(What you should do) Collect every line in the records below that contains the word "title".

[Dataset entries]
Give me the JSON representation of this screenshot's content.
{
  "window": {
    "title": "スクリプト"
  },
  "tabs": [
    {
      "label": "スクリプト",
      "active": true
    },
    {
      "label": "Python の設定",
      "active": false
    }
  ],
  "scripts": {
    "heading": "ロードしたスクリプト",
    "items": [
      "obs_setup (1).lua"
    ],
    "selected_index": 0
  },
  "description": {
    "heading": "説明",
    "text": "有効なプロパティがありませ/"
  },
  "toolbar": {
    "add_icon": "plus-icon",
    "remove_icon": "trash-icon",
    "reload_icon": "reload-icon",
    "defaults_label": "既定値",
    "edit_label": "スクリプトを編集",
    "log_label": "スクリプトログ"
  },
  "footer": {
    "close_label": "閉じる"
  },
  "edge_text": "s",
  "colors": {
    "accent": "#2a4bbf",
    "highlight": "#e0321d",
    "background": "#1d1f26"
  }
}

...

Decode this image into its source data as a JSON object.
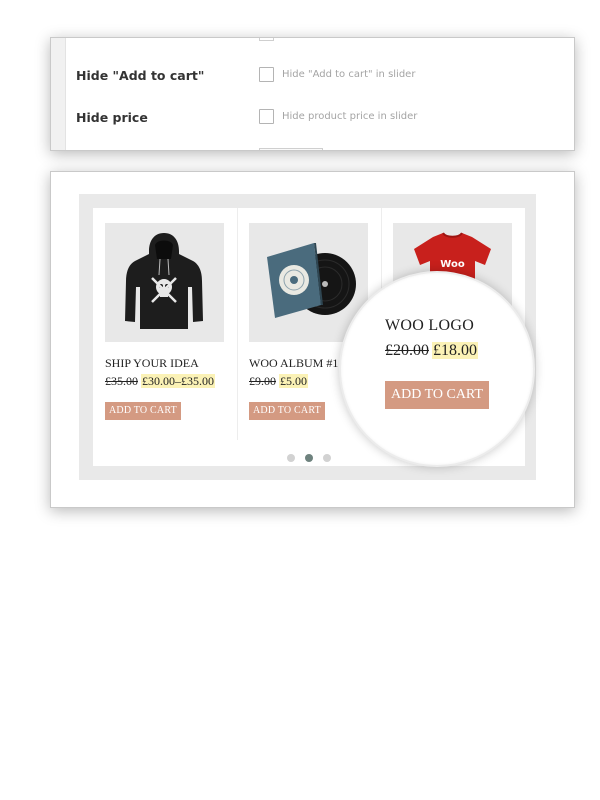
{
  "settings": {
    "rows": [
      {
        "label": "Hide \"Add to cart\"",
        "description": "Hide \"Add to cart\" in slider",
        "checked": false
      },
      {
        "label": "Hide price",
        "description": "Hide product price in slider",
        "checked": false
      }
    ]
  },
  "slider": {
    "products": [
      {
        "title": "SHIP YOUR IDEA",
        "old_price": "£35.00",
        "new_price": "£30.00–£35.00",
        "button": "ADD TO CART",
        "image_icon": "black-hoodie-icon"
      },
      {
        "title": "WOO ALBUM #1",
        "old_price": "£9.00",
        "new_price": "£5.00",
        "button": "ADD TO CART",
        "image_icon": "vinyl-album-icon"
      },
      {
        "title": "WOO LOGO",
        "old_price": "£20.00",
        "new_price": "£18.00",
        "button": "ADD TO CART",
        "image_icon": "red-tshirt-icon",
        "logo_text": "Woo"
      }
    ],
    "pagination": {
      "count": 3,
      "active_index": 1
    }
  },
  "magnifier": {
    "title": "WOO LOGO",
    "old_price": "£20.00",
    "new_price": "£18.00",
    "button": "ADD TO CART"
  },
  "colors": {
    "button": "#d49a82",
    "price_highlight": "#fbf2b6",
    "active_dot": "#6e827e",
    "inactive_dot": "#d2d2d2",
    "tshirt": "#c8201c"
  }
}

(Exercise solution)
    "title": "スクリプト"
        "title": "SHIP YOUR IDEA",
        "title": "WOO ALBUM #1",
        "title": "WOO LOGO",
    "title": "WOO LOGO",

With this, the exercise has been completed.